Nose Clips Removed

Newly weaned bulls in barn.The three bulls that had the green weaner clips installed have now been moved away from the main herd and are spending quality time in the show barn.

I have removed the plastic nose clips and the bulls are enjoying the TLC of close quarters in the barn and lots of food including sliced pears and apples with each meal.

One of the mothers did complain the first day when we moved these guys away, but it was uneventful and short-lived.The bulls did not get upset during the weaning process and did not bellow for their mothers. They do however keep a close eye on me to make sure I give them their allotment of fruit with all the hay and grain they want.

The 3 bulls will remain in this barn pen until Sunday, when we will move them to the actual bull pen. The bull pen has its own barn where they can freely move in to eat, or go outside to hang out under large trees, or nibble grass around the large pasture.


#18 Headed To Temporary Job

We had a call from a farm near Banks in search of a loaner bull for their three cows. Our six yearling bulls were all in need of getting their identification tattoos put in their ears anyway so it was a good time to bring them all into the barn, get the tattooing completed and #18 separated from the group and into the stock trailer for a trip to another farm.

Yearling bulls locked into stanchions.One by one, I went down the line and put a halter on a bull while Mike was getting the numbers set into the crimping tool, he smeared green ink in their ears and crimped the number into each one.

The fourth bull in line was #18, Pirelli. When the others were done we moved them out of the bull pen, pulled the stock trailer up to the barn and loaded Pirelli for his trip.

Two jobs done in one day, and we have one less bull to worry about for the next couple of months.
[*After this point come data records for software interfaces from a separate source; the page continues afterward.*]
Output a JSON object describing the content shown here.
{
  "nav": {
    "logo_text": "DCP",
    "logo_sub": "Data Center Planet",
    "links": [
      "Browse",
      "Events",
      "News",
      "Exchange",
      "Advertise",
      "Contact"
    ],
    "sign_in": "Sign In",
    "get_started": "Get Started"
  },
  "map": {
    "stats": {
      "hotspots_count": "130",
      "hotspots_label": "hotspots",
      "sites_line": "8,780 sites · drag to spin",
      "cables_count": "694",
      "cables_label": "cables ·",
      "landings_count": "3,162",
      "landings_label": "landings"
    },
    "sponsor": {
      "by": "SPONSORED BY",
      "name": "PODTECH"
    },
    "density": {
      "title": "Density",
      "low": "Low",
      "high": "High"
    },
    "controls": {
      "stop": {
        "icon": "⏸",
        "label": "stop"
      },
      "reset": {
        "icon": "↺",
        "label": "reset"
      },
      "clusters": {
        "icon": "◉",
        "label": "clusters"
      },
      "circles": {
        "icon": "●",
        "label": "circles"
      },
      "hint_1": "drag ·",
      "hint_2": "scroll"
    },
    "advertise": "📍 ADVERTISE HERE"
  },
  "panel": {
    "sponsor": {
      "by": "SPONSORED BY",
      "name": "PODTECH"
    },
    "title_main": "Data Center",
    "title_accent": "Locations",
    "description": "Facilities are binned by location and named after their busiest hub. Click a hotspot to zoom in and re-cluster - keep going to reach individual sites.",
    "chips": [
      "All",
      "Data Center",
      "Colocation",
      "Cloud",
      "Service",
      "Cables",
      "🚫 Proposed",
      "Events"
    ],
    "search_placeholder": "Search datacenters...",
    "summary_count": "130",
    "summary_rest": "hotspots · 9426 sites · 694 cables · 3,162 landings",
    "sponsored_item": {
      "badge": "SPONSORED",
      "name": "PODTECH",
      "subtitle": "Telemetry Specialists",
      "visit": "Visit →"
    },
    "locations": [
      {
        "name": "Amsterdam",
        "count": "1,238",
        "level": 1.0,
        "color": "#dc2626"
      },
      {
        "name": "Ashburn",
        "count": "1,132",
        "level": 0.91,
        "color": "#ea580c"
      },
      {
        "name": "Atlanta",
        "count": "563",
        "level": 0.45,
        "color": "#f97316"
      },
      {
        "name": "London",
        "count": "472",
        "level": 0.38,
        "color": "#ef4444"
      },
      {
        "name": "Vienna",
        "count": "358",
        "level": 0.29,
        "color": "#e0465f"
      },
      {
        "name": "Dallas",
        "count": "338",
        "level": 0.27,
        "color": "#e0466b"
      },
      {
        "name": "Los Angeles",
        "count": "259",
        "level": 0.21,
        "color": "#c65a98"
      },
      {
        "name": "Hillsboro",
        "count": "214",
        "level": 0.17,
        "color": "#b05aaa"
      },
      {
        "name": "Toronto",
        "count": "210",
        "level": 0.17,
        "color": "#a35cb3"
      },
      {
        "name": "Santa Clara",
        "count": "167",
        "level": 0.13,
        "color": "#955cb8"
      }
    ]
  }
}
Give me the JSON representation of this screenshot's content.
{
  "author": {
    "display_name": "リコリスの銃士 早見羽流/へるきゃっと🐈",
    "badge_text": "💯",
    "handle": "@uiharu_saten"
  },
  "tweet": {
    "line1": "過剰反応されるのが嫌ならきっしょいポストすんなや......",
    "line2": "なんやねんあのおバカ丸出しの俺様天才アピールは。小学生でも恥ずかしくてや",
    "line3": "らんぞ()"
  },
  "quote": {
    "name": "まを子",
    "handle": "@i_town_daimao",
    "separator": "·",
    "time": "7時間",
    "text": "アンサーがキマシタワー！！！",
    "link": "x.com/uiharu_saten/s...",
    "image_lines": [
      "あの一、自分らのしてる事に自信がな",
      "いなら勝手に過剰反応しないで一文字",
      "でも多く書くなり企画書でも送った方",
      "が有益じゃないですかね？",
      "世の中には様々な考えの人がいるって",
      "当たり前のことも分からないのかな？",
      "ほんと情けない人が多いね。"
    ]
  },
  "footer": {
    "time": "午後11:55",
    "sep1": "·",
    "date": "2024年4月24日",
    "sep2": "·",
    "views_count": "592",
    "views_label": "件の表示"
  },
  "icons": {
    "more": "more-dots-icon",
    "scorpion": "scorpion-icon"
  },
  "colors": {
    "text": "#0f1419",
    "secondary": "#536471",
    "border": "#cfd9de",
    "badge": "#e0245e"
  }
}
Black Angus bulls grazing in swamp.With a week of temperatures above freezing the grass in the swamp started growing.

The bulls in the bull pen had been nibbling around the edges until today when one bull decided it was time to brave the sucking mud and fill up on the delicious, tender greens in the gooiest part of the swale .

Stepping into the swamp muck, the bull was nearly eye level with his meal, and he spent over an hour gobbling every spear he could. The other bulls followed his lead  and before long the swamp was full of bull.

Current Bulls Available

Since our advertisement has been running in the Capital Press for our bulls I wanted to highlight some of them so prospective buyers have the information on each one available. These are the ones that are ready for their own herd.

SAF Blue, eartag #16, born 2-11-16 current weight 1100 lbs.

AAA Registration # 18892594 considered a ‘heifer bull’ with good EPD ratings for progeny outcomes high in maternal milk production with low birth weight and vigorous growth. Is ready to begin breeding.

SAF Pirelli, eartag # 21, born 3-26-17 current weight 900 lbs.

AAA Registration # 18892598 considered a ‘heifer bull’. EPD ratings for progeny outcomes showing low birth weights and good yearling growth weights. Mother is mild mannered and did well showing as a heifer and young cow.

SAF Respect, eartag #18, born 3-25-17 current weight 1100 lbs.

AAA Registration # 18892597  considered a ‘heifer bull’. EPD ratings with good yearling weight and high maternal milk. Mother showed as a calf with Grandmother in fairs and shows. Thick bull well muscled.

SAF Zippy, eartag #3, born 4-19-16 currently on loan to a couple of cows at a neighbor farm weighs approximately 1600lbs.

AAA Registration # 18537851 considered a ‘heifer bull’. EPDs with low birth, high yearling weight and good maternal milk. Zippy moves easily from pen to field to trailer. Has smooth gait and calm demeanor.

We also have our main herd sire available for sale.

K C Renaissance, born 1/12/14, approximately 2400 lbs. currently keeping company with our main herd of bred females.

AAA Registration #17861507,  considered a ‘heifer bull’. Very calm demeanor, he does not herd the cows but follows along as they are moving from field to field. We have used this bull for 3 years and his calves are vigorous growers with mild temperaments.